So, thank you for reading. If the blog has helped please let me know. If you have questions, please let me know. If you sent me an email today, please resend.


Wednesday, March 14, 2012

Wondering Why After a Mild Cold

At some point I started noticing that when I get a cold, it goes away quickly. I don't seem to generate gallons of pflegm for days on end and wind up with a racking cough. I sneeze and sniffle for a day or two and then maybe wheeze a bit.

I also started noticing that paper cuts I get and work and nicks received from the kitchen knives don't seem to get as infected as much. They just heal over and that's that.

And then one evening a customer was asking me what might be in a specific wine that causes his wife to have an allergic reaction. (Allergies are a surprisingly common topic in wine departments, headaches are the most common symptom. No one suspects allergies when vodka or whisky is involved!) What was interesting here was that it was a specific vintage of a specific estate that was causing the problem.

The speculation was quick and wide ranging. P is a pretty smart guy, he's a Ph.D who's worked for a long time in the semiconductor industry. I mentioned my light response to colds and he proposed an interesting theory.

That the production of mammoth amounts of mucus is our immuno-reaction to the cold virus. Since my immune system is repressed by drugs so they won't attack my kidney, it doesn't have as much a response to the cold virus as a 'normal' system would have. 

I remember some horribly long asthmatic reactions previously to colds after my transplant, but those occurred during my initial levels of medication. When I encountered the BK Virus,  the dosages of immuno-suppression medications were radically reduced. The goal was to leave enough immuno-response to fight the virus, but not enough to fight the kidney. It was a tricky balance, but it seems to be working. 

And ESPECIALLY against the cold. And WITHOUT a huge, snotty, overly pflegmatic mess. Nice!

I then wondered if anyone else had noticed this same reaction, so I looked to the blog o-sphere and found a thread on a bulletin board named "I Hate Dialysis." The thread contains comments from a number of transplant patients who are surprised that they don't seem to get as sick as those around them.

The key seems to be finding the balance in the immuno-suppression medication. Which could be difficult. The doctors tend to over-medicate for obvious reasons. Under-medication results in rejection.

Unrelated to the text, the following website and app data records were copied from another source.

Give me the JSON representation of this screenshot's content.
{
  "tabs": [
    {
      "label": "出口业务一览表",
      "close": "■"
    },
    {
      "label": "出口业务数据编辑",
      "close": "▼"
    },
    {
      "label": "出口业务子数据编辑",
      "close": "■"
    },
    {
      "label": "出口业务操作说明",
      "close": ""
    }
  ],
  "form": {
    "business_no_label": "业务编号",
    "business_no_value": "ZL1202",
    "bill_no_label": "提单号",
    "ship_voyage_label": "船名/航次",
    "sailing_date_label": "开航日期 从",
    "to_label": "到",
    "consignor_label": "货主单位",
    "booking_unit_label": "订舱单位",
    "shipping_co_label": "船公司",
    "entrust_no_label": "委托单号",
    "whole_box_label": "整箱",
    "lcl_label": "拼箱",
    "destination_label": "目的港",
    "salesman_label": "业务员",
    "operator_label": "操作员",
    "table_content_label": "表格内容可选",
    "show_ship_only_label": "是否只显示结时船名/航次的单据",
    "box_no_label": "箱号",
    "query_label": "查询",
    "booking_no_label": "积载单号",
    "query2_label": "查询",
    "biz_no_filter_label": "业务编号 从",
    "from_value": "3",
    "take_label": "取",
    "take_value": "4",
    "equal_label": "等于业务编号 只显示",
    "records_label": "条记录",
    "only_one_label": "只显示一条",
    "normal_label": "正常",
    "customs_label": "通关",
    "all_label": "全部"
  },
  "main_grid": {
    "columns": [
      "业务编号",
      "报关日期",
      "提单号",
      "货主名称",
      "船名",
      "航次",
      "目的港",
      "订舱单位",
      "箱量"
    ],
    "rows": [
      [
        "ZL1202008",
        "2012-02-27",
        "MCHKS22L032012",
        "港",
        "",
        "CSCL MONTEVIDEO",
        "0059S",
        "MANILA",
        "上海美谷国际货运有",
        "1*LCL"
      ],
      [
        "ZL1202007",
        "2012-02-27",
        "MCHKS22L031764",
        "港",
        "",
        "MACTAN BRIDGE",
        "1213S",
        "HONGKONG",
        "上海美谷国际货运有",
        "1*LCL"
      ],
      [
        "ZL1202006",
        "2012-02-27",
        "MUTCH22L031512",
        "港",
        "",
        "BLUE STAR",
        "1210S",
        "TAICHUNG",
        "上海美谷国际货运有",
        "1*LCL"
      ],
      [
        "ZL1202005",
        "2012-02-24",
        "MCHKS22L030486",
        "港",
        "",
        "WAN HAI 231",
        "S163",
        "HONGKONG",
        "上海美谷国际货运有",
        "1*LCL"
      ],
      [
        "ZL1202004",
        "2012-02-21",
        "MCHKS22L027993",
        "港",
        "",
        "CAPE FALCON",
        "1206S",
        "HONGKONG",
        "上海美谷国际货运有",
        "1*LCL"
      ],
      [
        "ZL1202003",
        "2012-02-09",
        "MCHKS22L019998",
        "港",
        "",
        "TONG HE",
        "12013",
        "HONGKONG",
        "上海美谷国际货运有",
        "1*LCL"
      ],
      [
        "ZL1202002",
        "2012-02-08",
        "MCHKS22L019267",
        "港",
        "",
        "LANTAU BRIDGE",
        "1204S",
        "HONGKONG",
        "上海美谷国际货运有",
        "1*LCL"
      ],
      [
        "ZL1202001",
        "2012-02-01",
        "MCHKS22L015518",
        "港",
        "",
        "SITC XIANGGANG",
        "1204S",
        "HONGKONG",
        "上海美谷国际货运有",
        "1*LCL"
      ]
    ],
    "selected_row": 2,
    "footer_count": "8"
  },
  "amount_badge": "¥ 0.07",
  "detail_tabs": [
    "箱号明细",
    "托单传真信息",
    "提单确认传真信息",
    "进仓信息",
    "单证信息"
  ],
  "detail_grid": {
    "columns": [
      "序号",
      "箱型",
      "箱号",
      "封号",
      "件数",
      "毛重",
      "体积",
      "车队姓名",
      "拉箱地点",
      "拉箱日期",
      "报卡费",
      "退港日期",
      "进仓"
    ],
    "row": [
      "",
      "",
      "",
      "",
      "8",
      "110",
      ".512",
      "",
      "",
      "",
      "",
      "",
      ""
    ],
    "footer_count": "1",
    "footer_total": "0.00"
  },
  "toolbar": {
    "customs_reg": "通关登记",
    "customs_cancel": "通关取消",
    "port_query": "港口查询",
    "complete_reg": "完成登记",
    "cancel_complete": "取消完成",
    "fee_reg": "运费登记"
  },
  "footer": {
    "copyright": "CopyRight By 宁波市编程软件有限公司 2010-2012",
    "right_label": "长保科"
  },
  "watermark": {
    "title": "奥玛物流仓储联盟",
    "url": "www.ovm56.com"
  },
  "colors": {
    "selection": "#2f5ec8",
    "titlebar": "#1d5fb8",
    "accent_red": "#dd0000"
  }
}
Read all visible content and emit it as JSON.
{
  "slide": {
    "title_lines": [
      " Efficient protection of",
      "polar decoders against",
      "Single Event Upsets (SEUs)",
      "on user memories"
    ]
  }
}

Monday, February 13, 2012

A Year Later

It's hard to believe that it's been a year since I posted.

Writing the blog came fast and furious in the year following the transplant. I was highly charged to relate my story. I wanted to spread the news of the miracle of transplant. I wanted to talk about my struggles with Polycystic Kidney Disease, End Stage Renal Disease and dialysis.

I had never been in contact with anyone who had had PKD Until I came home from my transplant and found an email from Amy about her husband Bruce's struggles with the same issues I had faced. Through my blog and the blogs of others we developed a small community in several states of people dealing with PKD and transplants.

Our blogs are now voices floating in cyberspace waiting to speak to those who search them out. And search them out they do. This blog has had more readers in the year of inactivity than in the years I was writing!

My posting did slow down after my story reached the transplant, but it picked back up after the BK Virus reared its head and I had another story to tell. And, after almost a year and treatment by reduced immuno-suppressants and Cidofovir infusions the BK count has been negative for over a year.

Now my health is good, well it's stable. The BK did its damage. Creatinine is steady but high 3.2% on the last lab, but better than it was a year ago. The Glofil test is slightly improved as well, but the kidney is still not functioning near 100%. Fluid retention is a problem and that's lead to weight gain, but energy and strength are good, better than they were in the 5-6 years before transplant.

Life is good. I am certainly in no position to complain. My natural organs failed over five years ago. It's a miracle to be alive!